[Opening Records shown section]

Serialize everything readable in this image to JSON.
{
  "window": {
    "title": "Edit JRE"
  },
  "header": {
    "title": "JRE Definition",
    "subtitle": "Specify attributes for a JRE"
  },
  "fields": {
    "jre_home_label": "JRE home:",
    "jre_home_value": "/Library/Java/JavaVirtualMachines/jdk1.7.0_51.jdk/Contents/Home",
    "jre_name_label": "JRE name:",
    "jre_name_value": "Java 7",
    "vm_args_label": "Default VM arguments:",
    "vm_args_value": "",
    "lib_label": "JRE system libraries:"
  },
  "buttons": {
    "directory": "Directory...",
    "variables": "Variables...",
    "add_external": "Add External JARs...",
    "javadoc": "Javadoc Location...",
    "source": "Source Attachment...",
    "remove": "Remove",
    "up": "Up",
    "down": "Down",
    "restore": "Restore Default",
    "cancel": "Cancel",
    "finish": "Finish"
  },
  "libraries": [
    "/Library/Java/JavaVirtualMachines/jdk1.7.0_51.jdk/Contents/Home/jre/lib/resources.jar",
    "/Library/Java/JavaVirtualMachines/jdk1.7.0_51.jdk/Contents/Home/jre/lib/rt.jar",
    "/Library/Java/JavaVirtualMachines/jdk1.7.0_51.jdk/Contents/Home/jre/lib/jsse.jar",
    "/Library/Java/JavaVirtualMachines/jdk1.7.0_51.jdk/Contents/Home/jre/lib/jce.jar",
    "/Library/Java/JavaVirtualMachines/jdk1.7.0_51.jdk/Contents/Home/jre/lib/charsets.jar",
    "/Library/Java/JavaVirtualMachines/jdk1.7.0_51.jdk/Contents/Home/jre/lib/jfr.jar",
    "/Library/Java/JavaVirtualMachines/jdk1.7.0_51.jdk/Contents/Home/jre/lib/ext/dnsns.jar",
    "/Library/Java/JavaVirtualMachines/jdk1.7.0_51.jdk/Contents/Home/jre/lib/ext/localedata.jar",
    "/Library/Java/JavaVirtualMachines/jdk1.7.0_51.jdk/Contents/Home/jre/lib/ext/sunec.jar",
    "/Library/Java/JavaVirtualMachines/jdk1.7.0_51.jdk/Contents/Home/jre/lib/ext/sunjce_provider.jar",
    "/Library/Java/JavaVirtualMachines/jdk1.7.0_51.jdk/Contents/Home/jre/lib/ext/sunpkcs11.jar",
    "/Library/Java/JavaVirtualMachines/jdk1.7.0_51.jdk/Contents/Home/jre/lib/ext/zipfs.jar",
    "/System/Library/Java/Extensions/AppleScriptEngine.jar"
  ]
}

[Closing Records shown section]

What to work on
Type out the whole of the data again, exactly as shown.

Output for this task
Serialize everything readable in this image to JSON.
{
  "window": {
    "title": "Edit JRE"
  },
  "header": {
    "title": "JRE Definition",
    "subtitle": "Specify attributes for a JRE"
  },
  "fields": {
    "jre_home_label": "JRE home:",
    "jre_home_value": "/Library/Java/JavaVirtualMachines/jdk1.7.0_51.jdk/Contents/Home",
    "jre_name_label": "JRE name:",
    "jre_name_value": "Java 7",
    "vm_args_label": "Default VM arguments:",
    "vm_args_value": "",
    "lib_label": "JRE system libraries:"
  },
  "buttons": {
    "directory": "Directory...",
    "variables": "Variables...",
    "add_external": "Add External JARs...",
    "javadoc": "Javadoc Location...",
    "source": "Source Attachment...",
    "remove": "Remove",
    "up": "Up",
    "down": "Down",
    "restore": "Restore Default",
    "cancel": "Cancel",
    "finish": "Finish"
  },
  "libraries": [
    "/Library/Java/JavaVirtualMachines/jdk1.7.0_51.jdk/Contents/Home/jre/lib/resources.jar",
    "/Library/Java/JavaVirtualMachines/jdk1.7.0_51.jdk/Contents/Home/jre/lib/rt.jar",
    "/Library/Java/JavaVirtualMachines/jdk1.7.0_51.jdk/Contents/Home/jre/lib/jsse.jar",
    "/Library/Java/JavaVirtualMachines/jdk1.7.0_51.jdk/Contents/Home/jre/lib/jce.jar",
    "/Library/Java/JavaVirtualMachines/jdk1.7.0_51.jdk/Contents/Home/jre/lib/charsets.jar",
    "/Library/Java/JavaVirtualMachines/jdk1.7.0_51.jdk/Contents/Home/jre/lib/jfr.jar",
    "/Library/Java/JavaVirtualMachines/jdk1.7.0_51.jdk/Contents/Home/jre/lib/ext/dnsns.jar",
    "/Library/Java/JavaVirtualMachines/jdk1.7.0_51.jdk/Contents/Home/jre/lib/ext/localedata.jar",
    "/Library/Java/JavaVirtualMachines/jdk1.7.0_51.jdk/Contents/Home/jre/lib/ext/sunec.jar",
    "/Library/Java/JavaVirtualMachines/jdk1.7.0_51.jdk/Contents/Home/jre/lib/ext/sunjce_provider.jar",
    "/Library/Java/JavaVirtualMachines/jdk1.7.0_51.jdk/Contents/Home/jre/lib/ext/sunpkcs11.jar",
    "/Library/Java/JavaVirtualMachines/jdk1.7.0_51.jdk/Contents/Home/jre/lib/ext/zipfs.jar",
    "/System/Library/Java/Extensions/AppleScriptEngine.jar"
  ]
}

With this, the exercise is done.